Engaging youth in government and other high level decision making is central to building youth power and thus an integral part of YWP programs. YWPs youth advocacy and civic engagement work represents such a long journey for our youth staff that starts with digging up and telling their stories, placing personal experience within institutional failure, recognizing the commonality of their co-workers also experiencing the same problems, and then imaging the possibility of change and translating that into concrete recommendations. Currently, YWP programs have 4 main civic engagement opportunities including oversight testimony for the DC Council, Youth-Adult Working Groups, policy development, and the Youth Vote Project. These project build youth skills and capacity to do power analysis and action around issues they identify and to be decision makers and problem solvers—through the policy process.
Currently, YWP programs have 4 main civic engagement opportunities including oversight testimony for the DC Council, Youth-Adult Working Groups, policy development, and the Youth Vote Project. These project build youth skills and capacity to do power analysis and action around issues they identify and to be decision makers and problem solvers—through the policy process.
Oversight Testimony for the DC Council: Each year, the DC Council holds a series of oversight hearings on the performance of city agencies. The hearings, which feature testimony hundreds of witnesses, youth and adults, private citizens and nonprofit leaders. Each year, YWP prepares more than 50 teens and young adults who present testimony on all youth-serving agencies including Child and Family Services, Department of Employment, DC Public Schools (DCPS), Office of the State Superintendent of Education (OSSE), State Board of Education (SBOE), Department of Human Services (DHS), Department of Parks and Recreation (DPR), Department of Transportation, and other agencies. This oversight testimony is an opportunity to present information about youth needs and experiences and make recommendations about laws, policies, and funding that is needed to respond to youth needs. It helps to hold agencies accountable, allocate budget resources, move policies, and fund needed programs. Include link to testimony page.
Youth-Adult Working Groups: These project-specific work teams bring youth and adult members together to develop specific programs or legislation. Youth-Adult Working Groups generally cover five areas: 1) Identifying youth needs and assets; 2) Identify priority program areas, youth benchmarks; 3) Develop and articulate youth-adult partnership model; 4) Conduct outreach, social marketing campaigns, etc. to bring youth in Agency programs; 5) Make recommendations for contractors and funding. YWP has assumed leadership for three youth working groups in the past three years including the Health Education Standards Working Group (facilitated with the State Board of Education), the Aftercare Youth Working Group (facilitated with the CFSA), and the Legislative Working Group to develop the Youth Rights and Responsibilities Act. We are currently working on the Youth Services Working Group (facilitated with the Youth Program Division of the DHS) and the Director’s Youth Advisory Board with the DPR. This past year, YWP worked on two projects that integrated youth voices directly into the policy development process. One was organizing and guiding the Youth Working Group for the DC Health Education Standards development process which conducted research, drafted standards, and identified priorities for the new 2016 DC Health Education Standards. The other was the Older Youth Aftercare Working Group, which developed benchmarks, program design recommendations, and operating guidelines for the new CFSA statement of work to be used by the new Aftercare contractor and to guide the older youth work inside the agency.
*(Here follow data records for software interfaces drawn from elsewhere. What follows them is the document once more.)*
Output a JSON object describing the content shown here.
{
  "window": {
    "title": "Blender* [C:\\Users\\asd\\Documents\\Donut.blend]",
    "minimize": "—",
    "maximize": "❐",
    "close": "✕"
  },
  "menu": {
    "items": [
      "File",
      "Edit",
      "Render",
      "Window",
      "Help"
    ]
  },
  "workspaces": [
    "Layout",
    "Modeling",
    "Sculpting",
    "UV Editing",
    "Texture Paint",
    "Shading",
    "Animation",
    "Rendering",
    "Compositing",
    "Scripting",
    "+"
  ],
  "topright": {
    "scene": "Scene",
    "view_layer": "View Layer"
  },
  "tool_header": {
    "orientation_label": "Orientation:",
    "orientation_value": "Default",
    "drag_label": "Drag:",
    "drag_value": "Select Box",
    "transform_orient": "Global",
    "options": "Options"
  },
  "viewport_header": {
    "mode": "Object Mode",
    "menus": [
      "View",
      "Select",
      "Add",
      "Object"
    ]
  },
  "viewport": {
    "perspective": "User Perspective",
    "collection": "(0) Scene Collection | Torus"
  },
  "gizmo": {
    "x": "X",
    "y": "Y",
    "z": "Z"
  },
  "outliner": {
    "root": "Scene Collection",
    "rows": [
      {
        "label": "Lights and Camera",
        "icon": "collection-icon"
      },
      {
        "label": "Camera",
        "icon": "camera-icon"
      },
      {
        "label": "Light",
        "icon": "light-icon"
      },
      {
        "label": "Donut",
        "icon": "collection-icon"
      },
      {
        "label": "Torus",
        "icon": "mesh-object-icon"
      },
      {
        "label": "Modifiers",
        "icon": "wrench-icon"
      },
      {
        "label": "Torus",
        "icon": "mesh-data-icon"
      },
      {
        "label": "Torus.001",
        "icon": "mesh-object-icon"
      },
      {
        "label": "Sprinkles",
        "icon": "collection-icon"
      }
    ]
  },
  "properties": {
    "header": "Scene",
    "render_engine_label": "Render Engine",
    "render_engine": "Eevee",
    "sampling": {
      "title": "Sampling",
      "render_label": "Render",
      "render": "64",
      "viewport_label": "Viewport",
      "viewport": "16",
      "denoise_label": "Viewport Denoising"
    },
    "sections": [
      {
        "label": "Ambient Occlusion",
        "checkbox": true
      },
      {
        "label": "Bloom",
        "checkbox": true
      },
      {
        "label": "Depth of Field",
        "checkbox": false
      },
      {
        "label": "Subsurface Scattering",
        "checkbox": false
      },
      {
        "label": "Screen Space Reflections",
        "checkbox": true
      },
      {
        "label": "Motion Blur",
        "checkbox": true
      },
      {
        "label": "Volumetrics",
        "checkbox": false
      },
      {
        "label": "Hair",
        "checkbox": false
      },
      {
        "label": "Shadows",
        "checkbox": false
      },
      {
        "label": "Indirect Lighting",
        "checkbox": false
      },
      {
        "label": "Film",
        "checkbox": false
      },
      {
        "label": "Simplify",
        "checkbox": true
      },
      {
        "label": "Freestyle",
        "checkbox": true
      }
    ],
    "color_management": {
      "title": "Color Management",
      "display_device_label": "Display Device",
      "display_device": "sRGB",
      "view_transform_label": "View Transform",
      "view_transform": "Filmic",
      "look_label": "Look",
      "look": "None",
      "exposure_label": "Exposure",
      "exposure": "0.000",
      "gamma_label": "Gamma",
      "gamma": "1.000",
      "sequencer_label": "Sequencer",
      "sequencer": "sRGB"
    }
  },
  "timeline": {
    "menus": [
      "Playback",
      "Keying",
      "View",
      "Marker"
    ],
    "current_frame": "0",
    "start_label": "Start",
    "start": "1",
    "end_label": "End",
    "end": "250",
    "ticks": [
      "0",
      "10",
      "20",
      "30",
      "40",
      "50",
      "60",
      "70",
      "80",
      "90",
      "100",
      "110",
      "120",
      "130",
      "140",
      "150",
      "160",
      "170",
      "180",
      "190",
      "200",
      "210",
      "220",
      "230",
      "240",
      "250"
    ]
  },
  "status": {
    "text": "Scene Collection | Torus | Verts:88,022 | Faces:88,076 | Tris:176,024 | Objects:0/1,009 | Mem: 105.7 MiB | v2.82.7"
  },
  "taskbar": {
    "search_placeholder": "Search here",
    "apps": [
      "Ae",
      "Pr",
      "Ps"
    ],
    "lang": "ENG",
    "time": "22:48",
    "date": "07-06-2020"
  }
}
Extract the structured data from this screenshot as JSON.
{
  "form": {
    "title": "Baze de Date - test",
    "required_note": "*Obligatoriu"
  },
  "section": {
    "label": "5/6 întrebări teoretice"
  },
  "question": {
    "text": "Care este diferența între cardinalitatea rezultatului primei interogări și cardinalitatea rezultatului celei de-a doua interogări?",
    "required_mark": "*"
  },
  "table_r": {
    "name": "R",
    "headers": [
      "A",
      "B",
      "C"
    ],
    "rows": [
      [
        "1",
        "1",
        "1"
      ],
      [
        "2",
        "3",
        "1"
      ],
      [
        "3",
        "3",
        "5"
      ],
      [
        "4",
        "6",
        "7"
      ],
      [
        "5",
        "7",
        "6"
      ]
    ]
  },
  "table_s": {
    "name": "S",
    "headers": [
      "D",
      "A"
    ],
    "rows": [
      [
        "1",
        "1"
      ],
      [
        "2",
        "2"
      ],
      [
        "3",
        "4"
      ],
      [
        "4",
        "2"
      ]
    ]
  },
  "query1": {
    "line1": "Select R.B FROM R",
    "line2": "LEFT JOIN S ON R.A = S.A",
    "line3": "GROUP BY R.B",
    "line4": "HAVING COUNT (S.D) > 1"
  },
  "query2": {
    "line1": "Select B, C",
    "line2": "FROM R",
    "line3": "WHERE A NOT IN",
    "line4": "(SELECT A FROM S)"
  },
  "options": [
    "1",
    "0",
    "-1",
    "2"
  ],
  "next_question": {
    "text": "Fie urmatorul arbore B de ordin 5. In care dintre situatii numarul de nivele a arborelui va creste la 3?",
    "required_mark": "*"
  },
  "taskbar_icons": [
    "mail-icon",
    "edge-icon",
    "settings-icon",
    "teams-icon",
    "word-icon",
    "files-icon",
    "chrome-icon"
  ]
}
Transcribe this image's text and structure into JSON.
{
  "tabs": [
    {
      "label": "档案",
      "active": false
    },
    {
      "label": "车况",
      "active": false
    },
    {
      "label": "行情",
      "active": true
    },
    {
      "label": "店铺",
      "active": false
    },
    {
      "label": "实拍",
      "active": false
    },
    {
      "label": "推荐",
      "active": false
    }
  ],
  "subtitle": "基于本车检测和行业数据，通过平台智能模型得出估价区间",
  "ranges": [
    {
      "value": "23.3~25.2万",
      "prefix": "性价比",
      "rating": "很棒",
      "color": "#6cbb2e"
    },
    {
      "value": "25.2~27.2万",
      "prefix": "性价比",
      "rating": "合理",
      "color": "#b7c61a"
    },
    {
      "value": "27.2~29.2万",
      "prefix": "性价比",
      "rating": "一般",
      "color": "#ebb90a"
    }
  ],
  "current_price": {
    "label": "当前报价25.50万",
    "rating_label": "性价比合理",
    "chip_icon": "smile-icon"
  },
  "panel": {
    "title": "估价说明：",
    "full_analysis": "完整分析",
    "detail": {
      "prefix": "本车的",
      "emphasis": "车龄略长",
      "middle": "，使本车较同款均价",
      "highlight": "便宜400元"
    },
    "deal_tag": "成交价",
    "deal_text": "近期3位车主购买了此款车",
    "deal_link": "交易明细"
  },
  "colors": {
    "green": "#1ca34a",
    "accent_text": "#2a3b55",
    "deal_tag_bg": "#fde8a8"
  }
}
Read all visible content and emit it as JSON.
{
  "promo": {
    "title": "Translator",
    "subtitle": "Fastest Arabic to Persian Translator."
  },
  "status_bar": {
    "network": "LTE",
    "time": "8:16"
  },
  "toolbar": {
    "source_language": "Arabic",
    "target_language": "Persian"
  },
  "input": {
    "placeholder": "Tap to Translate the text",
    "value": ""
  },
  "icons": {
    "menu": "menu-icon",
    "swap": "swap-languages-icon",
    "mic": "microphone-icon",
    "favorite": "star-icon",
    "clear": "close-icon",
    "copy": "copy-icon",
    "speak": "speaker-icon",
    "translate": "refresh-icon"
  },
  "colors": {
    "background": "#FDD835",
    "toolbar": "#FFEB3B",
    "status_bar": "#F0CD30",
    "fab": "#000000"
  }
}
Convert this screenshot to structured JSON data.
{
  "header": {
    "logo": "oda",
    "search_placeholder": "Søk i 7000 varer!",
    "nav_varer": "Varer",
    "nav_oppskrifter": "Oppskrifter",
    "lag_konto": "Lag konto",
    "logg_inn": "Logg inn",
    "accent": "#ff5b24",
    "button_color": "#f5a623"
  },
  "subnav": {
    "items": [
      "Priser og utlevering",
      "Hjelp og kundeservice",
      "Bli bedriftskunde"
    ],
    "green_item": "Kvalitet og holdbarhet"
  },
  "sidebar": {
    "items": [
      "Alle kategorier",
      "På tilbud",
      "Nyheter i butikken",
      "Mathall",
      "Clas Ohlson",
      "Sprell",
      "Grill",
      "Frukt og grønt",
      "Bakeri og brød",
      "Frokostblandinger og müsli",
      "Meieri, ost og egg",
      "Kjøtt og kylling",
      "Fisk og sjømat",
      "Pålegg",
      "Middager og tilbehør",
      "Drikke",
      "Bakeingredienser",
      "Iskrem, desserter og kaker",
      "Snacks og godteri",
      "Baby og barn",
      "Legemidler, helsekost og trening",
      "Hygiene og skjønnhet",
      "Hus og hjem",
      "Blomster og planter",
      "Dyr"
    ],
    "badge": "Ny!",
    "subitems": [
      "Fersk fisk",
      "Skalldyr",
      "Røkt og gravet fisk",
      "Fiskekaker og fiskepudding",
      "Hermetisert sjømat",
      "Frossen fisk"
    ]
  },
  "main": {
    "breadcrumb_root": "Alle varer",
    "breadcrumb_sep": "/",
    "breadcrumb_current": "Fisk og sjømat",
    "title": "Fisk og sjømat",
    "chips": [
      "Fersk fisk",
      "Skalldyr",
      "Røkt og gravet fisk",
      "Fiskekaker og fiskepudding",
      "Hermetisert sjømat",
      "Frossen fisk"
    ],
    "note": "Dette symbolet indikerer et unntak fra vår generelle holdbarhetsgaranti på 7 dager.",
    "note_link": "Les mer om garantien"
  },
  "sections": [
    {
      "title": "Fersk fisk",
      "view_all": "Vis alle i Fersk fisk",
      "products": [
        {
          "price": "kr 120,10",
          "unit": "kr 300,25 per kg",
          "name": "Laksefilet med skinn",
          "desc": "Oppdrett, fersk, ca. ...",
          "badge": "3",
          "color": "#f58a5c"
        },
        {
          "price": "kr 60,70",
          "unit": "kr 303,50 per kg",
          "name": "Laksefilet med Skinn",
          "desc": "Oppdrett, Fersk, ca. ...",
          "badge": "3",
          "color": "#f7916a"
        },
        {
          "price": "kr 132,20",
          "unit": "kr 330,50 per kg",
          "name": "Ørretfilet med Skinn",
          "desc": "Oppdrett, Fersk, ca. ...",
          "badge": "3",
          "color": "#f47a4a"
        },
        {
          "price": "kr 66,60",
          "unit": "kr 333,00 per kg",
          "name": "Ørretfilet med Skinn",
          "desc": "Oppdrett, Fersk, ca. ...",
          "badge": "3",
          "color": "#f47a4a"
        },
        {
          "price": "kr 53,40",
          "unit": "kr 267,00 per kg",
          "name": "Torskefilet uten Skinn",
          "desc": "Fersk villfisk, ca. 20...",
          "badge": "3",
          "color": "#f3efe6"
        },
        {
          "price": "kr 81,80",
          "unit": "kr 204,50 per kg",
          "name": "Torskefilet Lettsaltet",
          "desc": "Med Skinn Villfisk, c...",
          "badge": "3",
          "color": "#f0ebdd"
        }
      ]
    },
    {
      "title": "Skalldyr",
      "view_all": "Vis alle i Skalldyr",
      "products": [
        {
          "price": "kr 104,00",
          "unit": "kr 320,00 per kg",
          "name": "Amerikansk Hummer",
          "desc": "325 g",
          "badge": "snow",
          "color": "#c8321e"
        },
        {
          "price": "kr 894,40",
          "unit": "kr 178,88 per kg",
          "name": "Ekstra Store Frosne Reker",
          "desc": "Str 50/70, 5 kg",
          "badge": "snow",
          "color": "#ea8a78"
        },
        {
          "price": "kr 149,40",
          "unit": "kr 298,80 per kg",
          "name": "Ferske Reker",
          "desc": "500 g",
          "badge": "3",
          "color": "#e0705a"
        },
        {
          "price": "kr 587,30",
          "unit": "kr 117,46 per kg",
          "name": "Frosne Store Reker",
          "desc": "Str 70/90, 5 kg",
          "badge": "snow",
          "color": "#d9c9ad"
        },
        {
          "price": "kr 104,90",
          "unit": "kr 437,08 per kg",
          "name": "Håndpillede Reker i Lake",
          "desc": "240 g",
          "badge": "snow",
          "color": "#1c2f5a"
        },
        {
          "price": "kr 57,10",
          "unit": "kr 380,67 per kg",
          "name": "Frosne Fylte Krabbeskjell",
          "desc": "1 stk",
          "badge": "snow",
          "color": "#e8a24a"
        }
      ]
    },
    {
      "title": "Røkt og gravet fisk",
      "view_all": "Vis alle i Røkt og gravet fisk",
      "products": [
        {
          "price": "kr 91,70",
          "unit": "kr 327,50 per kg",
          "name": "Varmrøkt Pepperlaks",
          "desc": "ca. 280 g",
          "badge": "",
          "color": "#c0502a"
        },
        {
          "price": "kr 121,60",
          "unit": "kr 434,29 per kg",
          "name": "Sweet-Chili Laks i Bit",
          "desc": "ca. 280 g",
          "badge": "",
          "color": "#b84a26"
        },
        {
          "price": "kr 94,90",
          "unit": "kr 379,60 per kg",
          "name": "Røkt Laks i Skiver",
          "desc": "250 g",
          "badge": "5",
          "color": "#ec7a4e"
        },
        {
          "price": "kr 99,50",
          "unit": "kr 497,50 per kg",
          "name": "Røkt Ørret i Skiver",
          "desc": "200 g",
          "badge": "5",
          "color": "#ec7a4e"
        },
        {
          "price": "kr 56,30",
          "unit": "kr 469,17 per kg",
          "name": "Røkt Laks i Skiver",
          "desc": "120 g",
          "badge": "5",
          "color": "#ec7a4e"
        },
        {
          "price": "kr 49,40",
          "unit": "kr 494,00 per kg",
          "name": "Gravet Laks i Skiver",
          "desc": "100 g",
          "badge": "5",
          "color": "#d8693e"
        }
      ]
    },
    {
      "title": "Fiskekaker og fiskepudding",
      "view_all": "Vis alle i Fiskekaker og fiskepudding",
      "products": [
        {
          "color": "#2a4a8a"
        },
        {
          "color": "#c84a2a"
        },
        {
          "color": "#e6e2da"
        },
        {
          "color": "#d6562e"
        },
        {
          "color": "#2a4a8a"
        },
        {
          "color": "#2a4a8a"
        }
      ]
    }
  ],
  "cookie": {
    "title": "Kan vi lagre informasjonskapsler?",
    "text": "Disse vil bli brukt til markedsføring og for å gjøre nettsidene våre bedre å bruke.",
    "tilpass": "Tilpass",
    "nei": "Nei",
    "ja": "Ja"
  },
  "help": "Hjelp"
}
Developing and supporting laws and policies that advance youth opportunities and rights. YWP youth and adult staff work to ensure that DC laws and policies should reflect youth realities, needs, and assets. YWP has moved several child welfares, health, and educational policies in the past five years that have significantly expanded rights and opportunities for DC youth. Link to policy page
The Youth Vote Project: In November 2015, Councilmember Charles Allen in November 2015 introduced the Youth Voting Action, which would lower the voting age in the District of Columbia to age 16. Lowering the voting age to 16 allows young people who are paying taxes, receiving education, and working to enhance their communities to have a voice in policy decisions and provides youth with the same access to the electoral process as adults have. A lower voting age create an opportunity to engage young people in civic learning and participation early on and provides an opportunity for young people to more directly influence the institutions that shape their lives. YWP along with the following groups created a coalition for the 16 to Vote campaign to educate and mobilize youth and adults to support this legislation. Coalition members include: FairVote, Growing Democracy, National Youth Rights Association, and Our Community Alliance for Peaceful Streets, Youth for National Change, Generation Citizen, and Center for Information & Research on Civic Learning and Engagement, DC Alliance of Youth Advocates, Youth Activism Project and Umpteen Dreams. This coalition has many experts who will take charge of research, communications, adult mobilization, and media relations. YWP is using our school connections and cadre of 100 peer educators to educate, mobilize, and prepare youth to deliver testimony and to vote in the next election if this bill passes. Youth staff are conducting classroom presentations, canvassing their communities, testifying before City Council, and mobilizing and engage DC teens through social media advocacy